And I am glad Book sellers are STILL mortal too.

Resolute Reader said...

Perhaps one factor in this is the price. Waterstones' website lists the retail price at £16.99. This is a huge amount for what is actually quite a short book (I read it at one sitting, and if you are particularly bored you can read my review on my blog).

I suspect that one reason sales are really low, is that the hardback is too expensive, and most people are waiting for the paperback.

Shame, because it's frightening vision of a destroyed planet deserves a bigger audience.

Oh, and 2 others have read my copy. So that helps your figures.

Goncalo Veiga said...
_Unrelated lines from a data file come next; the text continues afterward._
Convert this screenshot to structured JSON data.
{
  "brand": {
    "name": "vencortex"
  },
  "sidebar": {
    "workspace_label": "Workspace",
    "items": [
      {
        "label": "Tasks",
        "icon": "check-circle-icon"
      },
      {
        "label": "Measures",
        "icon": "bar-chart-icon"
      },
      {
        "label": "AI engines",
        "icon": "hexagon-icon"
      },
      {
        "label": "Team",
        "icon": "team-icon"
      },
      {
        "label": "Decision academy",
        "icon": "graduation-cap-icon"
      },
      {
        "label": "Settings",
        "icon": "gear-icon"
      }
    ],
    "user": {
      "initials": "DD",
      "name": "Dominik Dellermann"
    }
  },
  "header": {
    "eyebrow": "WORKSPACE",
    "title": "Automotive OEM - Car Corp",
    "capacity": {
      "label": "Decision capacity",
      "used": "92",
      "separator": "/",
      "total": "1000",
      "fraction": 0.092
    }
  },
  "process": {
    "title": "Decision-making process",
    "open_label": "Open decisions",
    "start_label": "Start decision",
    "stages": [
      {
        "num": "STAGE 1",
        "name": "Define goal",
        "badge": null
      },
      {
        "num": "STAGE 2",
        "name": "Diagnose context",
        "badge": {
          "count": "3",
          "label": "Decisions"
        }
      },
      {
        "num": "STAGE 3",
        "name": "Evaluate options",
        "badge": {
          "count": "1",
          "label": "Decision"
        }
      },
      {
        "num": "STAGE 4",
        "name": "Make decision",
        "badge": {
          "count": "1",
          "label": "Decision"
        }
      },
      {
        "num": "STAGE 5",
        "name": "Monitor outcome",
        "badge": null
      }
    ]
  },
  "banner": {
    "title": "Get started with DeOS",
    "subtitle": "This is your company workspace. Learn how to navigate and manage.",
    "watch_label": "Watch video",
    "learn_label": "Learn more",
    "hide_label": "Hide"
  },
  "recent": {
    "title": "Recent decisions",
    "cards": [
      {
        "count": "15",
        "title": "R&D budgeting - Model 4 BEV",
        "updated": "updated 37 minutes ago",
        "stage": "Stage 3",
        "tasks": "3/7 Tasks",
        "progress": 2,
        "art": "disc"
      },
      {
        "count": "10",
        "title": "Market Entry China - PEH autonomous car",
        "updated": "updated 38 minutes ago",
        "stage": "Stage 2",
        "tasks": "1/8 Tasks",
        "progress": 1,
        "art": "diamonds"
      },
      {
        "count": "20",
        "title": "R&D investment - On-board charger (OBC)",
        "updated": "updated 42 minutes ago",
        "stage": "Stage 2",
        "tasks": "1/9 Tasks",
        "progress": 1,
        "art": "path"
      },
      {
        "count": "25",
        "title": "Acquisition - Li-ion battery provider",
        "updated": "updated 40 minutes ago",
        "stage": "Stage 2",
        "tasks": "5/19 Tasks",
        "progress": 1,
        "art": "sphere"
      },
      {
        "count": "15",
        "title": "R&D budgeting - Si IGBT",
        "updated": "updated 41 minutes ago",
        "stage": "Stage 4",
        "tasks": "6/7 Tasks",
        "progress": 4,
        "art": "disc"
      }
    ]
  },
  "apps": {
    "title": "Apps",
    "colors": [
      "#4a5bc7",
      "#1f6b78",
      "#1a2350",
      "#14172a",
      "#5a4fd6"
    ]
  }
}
Interesting. A week ago I was just talking to a friend of mine, my old manager, who is now running the 3rd biggest bookshop of this bookchain in Portugal, and he was telling me that he still can be surprised at what people are buying. In Portugal it's quite simple to sell a book, being it good or bad: just get it on TV. Reviews in good magazines or newspapers help the elite but the masses are always going for who wrote what and who's reading what. The bad thing about Portugal is that we don't have an Oprah (whose taste is not that bad).

Steerforth said...

Jan - I'm afraid that I'm guilty of generalising, after years of working with the public and there's nothing I like more than to be proved wrong. The success of 'Cloud Atlas' showed that there is an appetite for fiction that aspires to do more than entertain.

Resolute Reader - I am now a regular visitor to your blog.

Goncalo - does Portugal need an Oprah, or do ordinary people read Saramago?

Goncalo Veiga said...

I remember when Saramago won the Nobel Prize how the Portuguese all flew to bookshops to get his books, which allowed Caminho, his publisher to sell more than 100 000 copies in two weeks or so.

From what I can observe, I notice that many people read what is culturally considered good literature, either from tops analysis and newspaper reviews. But, one of the things I notice about these tops is that many books sell due to trends or because "famous" people mentioned them (some of these people are from Big Brothers and alike).

Still, there is hope!